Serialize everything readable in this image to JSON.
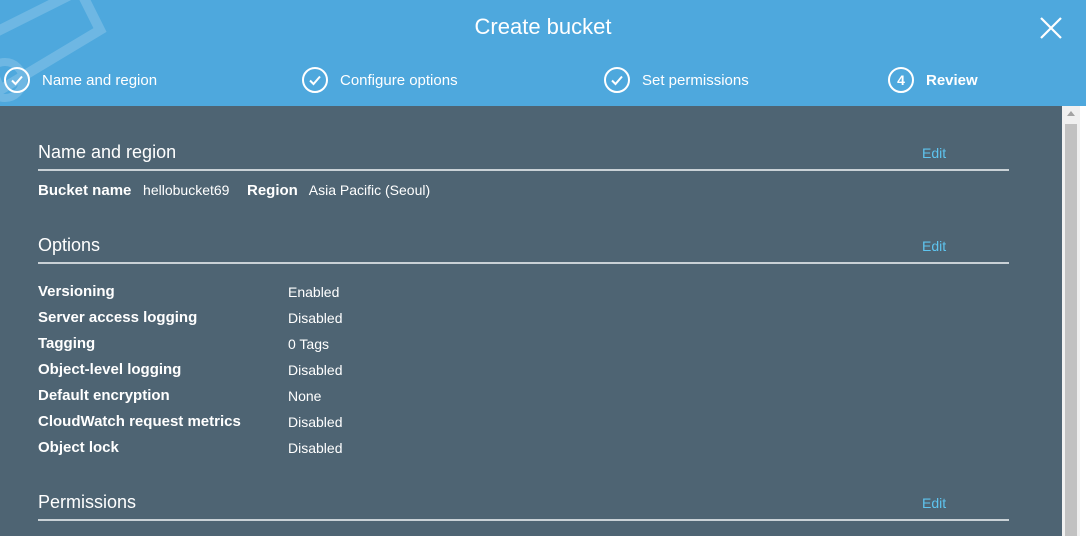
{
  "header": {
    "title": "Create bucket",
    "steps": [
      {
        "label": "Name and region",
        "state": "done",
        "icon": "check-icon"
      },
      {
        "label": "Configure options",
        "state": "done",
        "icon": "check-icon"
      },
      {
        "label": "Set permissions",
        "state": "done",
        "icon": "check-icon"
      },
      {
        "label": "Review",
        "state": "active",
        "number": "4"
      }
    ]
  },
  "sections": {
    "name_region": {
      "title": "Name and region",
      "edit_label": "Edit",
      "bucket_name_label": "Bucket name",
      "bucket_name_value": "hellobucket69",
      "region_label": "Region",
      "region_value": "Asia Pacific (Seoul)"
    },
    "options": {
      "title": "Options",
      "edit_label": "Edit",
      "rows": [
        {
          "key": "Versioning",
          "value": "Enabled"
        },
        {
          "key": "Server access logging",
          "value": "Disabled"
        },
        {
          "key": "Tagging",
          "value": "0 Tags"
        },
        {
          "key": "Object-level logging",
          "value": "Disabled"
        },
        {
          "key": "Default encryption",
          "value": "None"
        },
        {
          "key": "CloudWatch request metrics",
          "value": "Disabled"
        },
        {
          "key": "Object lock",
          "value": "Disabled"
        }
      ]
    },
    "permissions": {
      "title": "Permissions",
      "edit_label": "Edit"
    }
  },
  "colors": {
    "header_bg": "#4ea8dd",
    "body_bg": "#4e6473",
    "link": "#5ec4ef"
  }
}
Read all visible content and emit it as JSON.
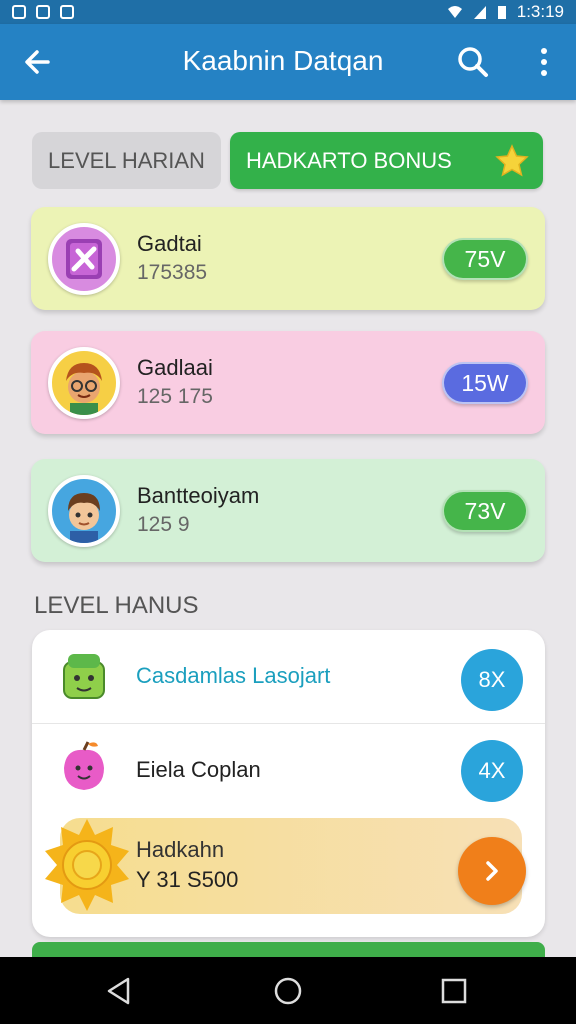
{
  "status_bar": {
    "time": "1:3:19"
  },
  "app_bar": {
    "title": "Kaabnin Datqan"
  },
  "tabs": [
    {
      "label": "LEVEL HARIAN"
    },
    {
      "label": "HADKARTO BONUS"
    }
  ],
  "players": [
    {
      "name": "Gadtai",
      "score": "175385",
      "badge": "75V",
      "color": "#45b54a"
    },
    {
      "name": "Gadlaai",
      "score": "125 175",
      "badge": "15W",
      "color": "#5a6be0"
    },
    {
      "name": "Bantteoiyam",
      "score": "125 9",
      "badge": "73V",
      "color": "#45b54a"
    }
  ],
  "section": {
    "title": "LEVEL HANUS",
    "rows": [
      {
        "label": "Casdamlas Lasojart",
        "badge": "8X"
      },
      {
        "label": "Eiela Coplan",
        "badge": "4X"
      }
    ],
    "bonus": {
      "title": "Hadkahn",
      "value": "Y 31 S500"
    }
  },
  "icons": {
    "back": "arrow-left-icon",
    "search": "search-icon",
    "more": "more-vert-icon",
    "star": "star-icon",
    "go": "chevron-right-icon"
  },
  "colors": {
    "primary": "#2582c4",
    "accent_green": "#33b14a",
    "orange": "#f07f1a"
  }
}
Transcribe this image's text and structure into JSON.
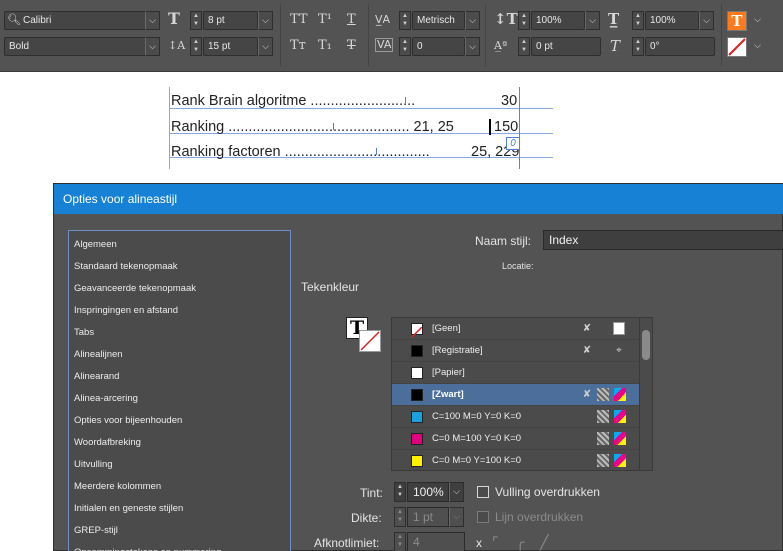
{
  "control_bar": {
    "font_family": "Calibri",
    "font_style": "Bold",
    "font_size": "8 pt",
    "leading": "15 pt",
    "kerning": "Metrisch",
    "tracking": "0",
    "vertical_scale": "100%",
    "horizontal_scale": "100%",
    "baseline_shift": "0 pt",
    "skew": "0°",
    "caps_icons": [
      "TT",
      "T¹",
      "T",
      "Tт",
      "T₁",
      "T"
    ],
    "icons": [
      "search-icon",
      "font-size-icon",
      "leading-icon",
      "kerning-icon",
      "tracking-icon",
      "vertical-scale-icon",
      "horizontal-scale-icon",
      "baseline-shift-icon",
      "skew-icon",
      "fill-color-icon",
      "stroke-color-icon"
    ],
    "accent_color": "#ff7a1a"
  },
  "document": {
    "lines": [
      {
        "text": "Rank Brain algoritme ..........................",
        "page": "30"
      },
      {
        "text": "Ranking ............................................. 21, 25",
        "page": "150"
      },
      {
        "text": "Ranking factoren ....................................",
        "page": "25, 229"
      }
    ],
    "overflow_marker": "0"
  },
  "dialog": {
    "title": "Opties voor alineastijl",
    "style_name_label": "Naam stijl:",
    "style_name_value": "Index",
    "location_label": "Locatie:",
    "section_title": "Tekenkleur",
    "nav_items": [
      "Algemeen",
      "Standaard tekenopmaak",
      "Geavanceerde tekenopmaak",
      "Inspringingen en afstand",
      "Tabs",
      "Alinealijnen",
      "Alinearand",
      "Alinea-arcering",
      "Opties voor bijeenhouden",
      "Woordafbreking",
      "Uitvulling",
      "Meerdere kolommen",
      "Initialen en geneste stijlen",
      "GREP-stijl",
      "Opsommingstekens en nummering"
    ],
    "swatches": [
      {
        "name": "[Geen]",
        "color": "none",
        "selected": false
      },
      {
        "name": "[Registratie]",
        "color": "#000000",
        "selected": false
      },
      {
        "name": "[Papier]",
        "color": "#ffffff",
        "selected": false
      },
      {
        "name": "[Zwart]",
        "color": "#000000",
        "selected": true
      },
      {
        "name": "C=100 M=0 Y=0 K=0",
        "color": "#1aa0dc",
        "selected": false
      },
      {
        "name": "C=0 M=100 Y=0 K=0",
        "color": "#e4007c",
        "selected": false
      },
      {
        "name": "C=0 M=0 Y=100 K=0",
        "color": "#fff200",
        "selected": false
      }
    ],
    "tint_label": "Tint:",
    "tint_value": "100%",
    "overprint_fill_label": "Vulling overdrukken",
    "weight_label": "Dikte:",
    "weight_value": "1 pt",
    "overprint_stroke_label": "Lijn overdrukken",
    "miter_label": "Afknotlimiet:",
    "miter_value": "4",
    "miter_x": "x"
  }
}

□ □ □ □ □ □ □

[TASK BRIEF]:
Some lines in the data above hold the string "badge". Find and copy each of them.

[ANSWER SECTION]:
      "badge": "75V",
      "badge": "15W",
      "badge": "73V",
        "badge": "8X"
        "badge": "4X"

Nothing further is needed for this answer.